### TO DO
In the data that follows, how many lines contain the word "JSON"? Give only that number.
★ ★ ★ ★
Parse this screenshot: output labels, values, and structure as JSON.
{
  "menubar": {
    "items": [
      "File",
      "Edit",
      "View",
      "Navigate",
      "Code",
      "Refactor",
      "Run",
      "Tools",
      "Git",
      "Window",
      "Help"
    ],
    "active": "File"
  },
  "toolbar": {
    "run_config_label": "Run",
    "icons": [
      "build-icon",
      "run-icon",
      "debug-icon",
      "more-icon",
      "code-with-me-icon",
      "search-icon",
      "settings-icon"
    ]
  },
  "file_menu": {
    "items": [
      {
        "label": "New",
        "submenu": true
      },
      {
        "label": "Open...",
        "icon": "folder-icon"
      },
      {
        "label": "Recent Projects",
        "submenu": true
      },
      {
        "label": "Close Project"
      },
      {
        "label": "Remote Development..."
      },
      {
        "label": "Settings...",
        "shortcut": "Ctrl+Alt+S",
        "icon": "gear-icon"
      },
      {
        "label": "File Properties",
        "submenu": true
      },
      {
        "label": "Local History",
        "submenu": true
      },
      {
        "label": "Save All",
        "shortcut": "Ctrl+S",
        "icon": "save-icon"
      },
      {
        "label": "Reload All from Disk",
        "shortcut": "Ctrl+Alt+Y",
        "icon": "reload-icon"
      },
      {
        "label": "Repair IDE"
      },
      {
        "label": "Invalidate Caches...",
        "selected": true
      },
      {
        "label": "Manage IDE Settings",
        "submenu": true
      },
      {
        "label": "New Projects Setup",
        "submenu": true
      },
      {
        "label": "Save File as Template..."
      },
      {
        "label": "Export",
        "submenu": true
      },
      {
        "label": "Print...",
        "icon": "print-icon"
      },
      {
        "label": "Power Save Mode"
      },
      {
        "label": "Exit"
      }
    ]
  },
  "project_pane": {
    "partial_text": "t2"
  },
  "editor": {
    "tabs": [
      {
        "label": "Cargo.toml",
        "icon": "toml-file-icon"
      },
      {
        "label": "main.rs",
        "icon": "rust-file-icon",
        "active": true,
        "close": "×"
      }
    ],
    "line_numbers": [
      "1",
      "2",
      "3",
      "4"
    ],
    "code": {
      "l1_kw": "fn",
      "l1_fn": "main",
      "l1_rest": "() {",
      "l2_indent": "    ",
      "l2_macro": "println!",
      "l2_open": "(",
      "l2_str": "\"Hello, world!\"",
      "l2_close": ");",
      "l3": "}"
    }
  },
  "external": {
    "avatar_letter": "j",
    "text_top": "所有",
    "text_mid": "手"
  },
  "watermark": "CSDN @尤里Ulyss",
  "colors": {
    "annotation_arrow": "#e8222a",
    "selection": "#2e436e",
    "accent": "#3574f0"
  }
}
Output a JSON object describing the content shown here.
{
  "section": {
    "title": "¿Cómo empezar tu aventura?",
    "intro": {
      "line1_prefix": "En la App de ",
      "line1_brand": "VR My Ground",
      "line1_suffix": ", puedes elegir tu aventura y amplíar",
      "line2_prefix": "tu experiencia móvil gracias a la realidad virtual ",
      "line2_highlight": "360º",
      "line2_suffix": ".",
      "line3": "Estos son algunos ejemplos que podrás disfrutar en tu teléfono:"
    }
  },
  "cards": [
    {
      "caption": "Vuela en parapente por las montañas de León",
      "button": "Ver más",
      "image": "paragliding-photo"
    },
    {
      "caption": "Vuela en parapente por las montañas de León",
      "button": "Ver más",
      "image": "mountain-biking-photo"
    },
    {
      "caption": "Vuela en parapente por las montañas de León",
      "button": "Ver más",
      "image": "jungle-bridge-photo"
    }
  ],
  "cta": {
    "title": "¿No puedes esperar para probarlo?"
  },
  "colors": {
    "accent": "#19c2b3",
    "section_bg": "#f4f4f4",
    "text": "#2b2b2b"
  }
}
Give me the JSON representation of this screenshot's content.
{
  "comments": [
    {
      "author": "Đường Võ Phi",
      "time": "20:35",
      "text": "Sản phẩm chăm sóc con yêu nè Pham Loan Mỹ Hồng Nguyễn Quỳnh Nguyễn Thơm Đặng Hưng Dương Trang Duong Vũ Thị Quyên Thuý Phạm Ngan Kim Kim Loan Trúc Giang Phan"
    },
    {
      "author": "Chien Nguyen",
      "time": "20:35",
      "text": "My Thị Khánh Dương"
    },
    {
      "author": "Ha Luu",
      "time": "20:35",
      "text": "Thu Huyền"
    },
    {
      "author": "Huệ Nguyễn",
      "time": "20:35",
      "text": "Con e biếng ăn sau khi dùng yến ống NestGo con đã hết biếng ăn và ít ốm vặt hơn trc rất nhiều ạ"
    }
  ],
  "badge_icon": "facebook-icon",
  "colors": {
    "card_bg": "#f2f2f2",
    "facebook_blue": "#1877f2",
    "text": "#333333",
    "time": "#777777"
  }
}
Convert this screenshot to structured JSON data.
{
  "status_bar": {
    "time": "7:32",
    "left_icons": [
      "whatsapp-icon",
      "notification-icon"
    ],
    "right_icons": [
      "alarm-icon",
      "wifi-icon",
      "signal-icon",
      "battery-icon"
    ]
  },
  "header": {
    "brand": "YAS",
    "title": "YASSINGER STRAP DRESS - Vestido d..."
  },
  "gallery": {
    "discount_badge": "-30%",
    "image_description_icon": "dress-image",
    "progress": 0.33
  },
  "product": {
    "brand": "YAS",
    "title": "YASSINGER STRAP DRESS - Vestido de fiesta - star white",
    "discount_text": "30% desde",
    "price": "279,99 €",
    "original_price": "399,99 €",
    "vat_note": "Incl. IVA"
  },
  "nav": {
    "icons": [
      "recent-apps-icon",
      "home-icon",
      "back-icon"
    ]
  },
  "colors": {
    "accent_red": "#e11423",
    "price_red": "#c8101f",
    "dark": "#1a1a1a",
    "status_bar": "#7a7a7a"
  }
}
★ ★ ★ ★
### SOLUTION TO THIS EXERCISE
4